It started innocently enough as just another offseason rumor, perhaps more speculative than anything: The Seahawks would be willing to trade Richard Sherman. The perennial Pro Bowl cornerback initially laughed it off but days later he had a different tone. “I wouldn’t want to leave this city and my guys, but understand it’s a business and organizational philosophies change.”

On Wednesday, Seahawks general manager John Schneider took it a step further.

“What you’ve seen lately in the news is real,” Schneider told 710 ESPN Seattle’s “Brock and Salk” show. “That’s on both sides.”

Schneider’s comments were part of a discussion about Sherman’s relationship with the team after the 2016 season.

“I think we’re a very unique organization in that regard. We have a great relationship with a lot of our players,” Schneider said. ”There’s very much an openness. ... It’s just open communication. He knows what’s going on. We know what’s going on. I don’t know if anything would ever happen, but like I tell people all the time, 98 percent of the deals that we’re involved with, we don’t follow through with. But at least we’ve opened that door, gone down the road and seen what’s behind Door A or Door B.”

To recap: The Seahawks aren’t necessarily planning to trade Sherman but the possibility of shipping him out of town has been discussed. And through it all, the organization has been up front with Sherman about it.

“This isn’t a secret like this just came out of nowhere,” Schneider said. “People find things out and we’re not going to lie to each other and we’re not going to BS each other. It’s going to be all laid out, and like I said, that doesn’t happen everywhere. We have open lines of communication between our coaching staff and our player personnel staff. It goes through player development, it goes through our sports science group. There’s a lot going on there.”
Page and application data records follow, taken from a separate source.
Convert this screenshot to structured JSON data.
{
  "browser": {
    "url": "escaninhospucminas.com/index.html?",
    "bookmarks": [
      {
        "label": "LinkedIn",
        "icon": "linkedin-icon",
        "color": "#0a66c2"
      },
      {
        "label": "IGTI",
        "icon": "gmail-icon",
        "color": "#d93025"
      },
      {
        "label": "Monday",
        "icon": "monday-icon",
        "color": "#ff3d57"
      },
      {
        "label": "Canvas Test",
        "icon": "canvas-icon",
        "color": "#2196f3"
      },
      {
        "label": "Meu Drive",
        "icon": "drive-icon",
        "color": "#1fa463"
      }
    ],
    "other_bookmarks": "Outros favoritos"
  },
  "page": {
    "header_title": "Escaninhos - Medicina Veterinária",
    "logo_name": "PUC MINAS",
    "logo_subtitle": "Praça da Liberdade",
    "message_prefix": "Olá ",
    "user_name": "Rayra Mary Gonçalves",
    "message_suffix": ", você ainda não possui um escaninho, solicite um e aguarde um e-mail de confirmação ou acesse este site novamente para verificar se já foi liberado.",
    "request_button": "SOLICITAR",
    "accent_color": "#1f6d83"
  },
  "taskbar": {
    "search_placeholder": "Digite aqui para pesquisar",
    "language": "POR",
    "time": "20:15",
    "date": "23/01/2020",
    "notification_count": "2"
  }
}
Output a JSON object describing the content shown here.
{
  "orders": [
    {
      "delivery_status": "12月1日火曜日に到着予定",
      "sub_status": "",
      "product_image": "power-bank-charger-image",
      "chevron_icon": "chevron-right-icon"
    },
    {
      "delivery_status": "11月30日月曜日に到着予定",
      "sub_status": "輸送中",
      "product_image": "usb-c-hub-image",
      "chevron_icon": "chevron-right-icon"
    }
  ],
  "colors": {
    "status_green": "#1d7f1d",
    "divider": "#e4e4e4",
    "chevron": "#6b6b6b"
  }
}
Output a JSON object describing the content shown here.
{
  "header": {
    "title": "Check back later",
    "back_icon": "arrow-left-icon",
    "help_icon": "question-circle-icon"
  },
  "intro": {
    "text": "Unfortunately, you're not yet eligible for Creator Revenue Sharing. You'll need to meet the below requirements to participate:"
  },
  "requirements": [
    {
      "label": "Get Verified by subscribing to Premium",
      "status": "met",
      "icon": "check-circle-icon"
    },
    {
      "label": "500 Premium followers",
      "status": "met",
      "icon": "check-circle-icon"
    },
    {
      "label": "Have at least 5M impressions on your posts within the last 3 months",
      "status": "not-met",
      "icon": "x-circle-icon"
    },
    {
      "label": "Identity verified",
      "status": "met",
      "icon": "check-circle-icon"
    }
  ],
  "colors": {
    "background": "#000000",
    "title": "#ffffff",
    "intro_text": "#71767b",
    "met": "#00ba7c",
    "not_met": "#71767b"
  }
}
Sherman ranked 10th among all cornerbacks last season, according to Pro Football Focus, though it’s worth pointing out that he earned the lowest pass-coverage grade of his career. In fact, his pass-coverage grades have declined the past three seasons. Again, this is all relative; Sherman ranked 15th in pass coverage in 2016, just behind Marcus Peters and Patrick Peterson.
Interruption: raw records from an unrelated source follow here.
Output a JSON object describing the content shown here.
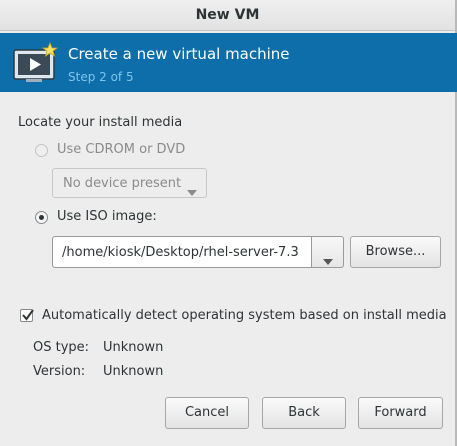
{
  "window": {
    "title": "New VM"
  },
  "banner": {
    "icon": "virtual-machine-icon",
    "title": "Create a new virtual machine",
    "step": "Step 2 of 5"
  },
  "media": {
    "section_label": "Locate your install media",
    "cdrom_label": "Use CDROM or DVD",
    "cdrom_selected": false,
    "cdrom_enabled": false,
    "device_combo_value": "No device present",
    "iso_label": "Use ISO image:",
    "iso_selected": true,
    "iso_path": "/home/kiosk/Desktop/rhel-server-7.3",
    "browse_label": "Browse..."
  },
  "os_detect": {
    "auto_detect_label": "Automatically detect operating system based on install media",
    "auto_detect_checked": true,
    "os_type_label": "OS type:",
    "os_type_value": "Unknown",
    "version_label": "Version:",
    "version_value": "Unknown"
  },
  "buttons": {
    "cancel": "Cancel",
    "back": "Back",
    "forward": "Forward"
  },
  "colors": {
    "banner_bg": "#0d6ea9",
    "step_text": "#7fc4ef"
  }
}
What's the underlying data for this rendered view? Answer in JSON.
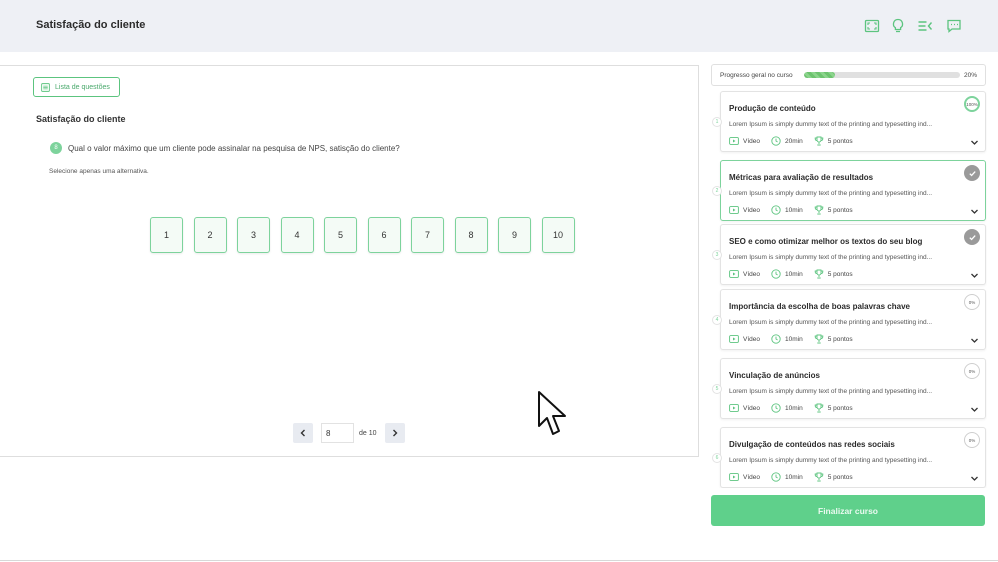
{
  "header": {
    "title": "Satisfação do cliente"
  },
  "question_panel": {
    "list_button": "Lista de questões",
    "section_title": "Satisfação do cliente",
    "question_number": "8",
    "question_text": "Qual o valor máximo que um cliente pode assinalar na pesquisa de NPS, satisção do cliente?",
    "hint": "Selecione apenas uma alternativa.",
    "options": [
      "1",
      "2",
      "3",
      "4",
      "5",
      "6",
      "7",
      "8",
      "9",
      "10"
    ]
  },
  "pager": {
    "current": "8",
    "of_label": "de 10"
  },
  "course_progress": {
    "label": "Progresso geral no curso",
    "percent_label": "20%",
    "value": 0.2
  },
  "modules": [
    {
      "num": "1",
      "title": "Produção de conteúdo",
      "desc": "Lorem Ipsum is simply dummy text of the printing and typesetting ind...",
      "type": "Vídeo",
      "duration": "20min",
      "points": "5 pontos",
      "status": "100%"
    },
    {
      "num": "2",
      "title": "Métricas para avaliação de resultados",
      "desc": "Lorem Ipsum is simply dummy text of the printing and typesetting ind...",
      "type": "Vídeo",
      "duration": "10min",
      "points": "5 pontos",
      "status": "done"
    },
    {
      "num": "3",
      "title": "SEO e como otimizar melhor os textos do seu blog",
      "desc": "Lorem Ipsum is simply dummy text of the printing and typesetting ind...",
      "type": "Vídeo",
      "duration": "10min",
      "points": "5 pontos",
      "status": "done"
    },
    {
      "num": "4",
      "title": "Importância da escolha de boas palavras chave",
      "desc": "Lorem Ipsum is simply dummy text of the printing and typesetting ind...",
      "type": "Vídeo",
      "duration": "10min",
      "points": "5 pontos",
      "status": "0%"
    },
    {
      "num": "5",
      "title": "Vinculação de anúncios",
      "desc": "Lorem Ipsum is simply dummy text of the printing and typesetting ind...",
      "type": "Vídeo",
      "duration": "10min",
      "points": "5 pontos",
      "status": "0%"
    },
    {
      "num": "6",
      "title": "Divulgação de conteúdos nas redes sociais",
      "desc": "Lorem Ipsum is simply dummy text of the printing and typesetting ind...",
      "type": "Vídeo",
      "duration": "10min",
      "points": "5 pontos",
      "status": "0%"
    }
  ],
  "finish_button": "Finalizar curso",
  "colors": {
    "accent": "#5fd08b",
    "accent_light": "#7dd39c",
    "header_bg": "#eef0f5"
  },
  "icons": [
    "expand-icon",
    "lightbulb-icon",
    "list-collapse-icon",
    "chat-icon",
    "list-icon",
    "chevron-left-icon",
    "chevron-right-icon",
    "video-icon",
    "clock-icon",
    "trophy-icon",
    "chevron-down-icon",
    "check-icon"
  ]
}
There could be an easy explanation, however: Sherman played last season with an undisclosed MCL injury. As’s Andy Benoit points out, that could go a long way toward explaining Sherman’s struggles with changing direction. But the cornerback is also 28 years old with two years left on a contract that carries cap figures of $13.6 million (2017) and $13.2 million (2018).

Sherman is an integral part of the Seahawks’ secondary and it’s not like there are better options on the roster that would allow the team to trade him. That said, this unit suffered when safety Earl Thomas went down last December, and perhaps the idea of a healthy Thomas returning to the lineup would more than compensate for the loss of Sherman should the right deal come along.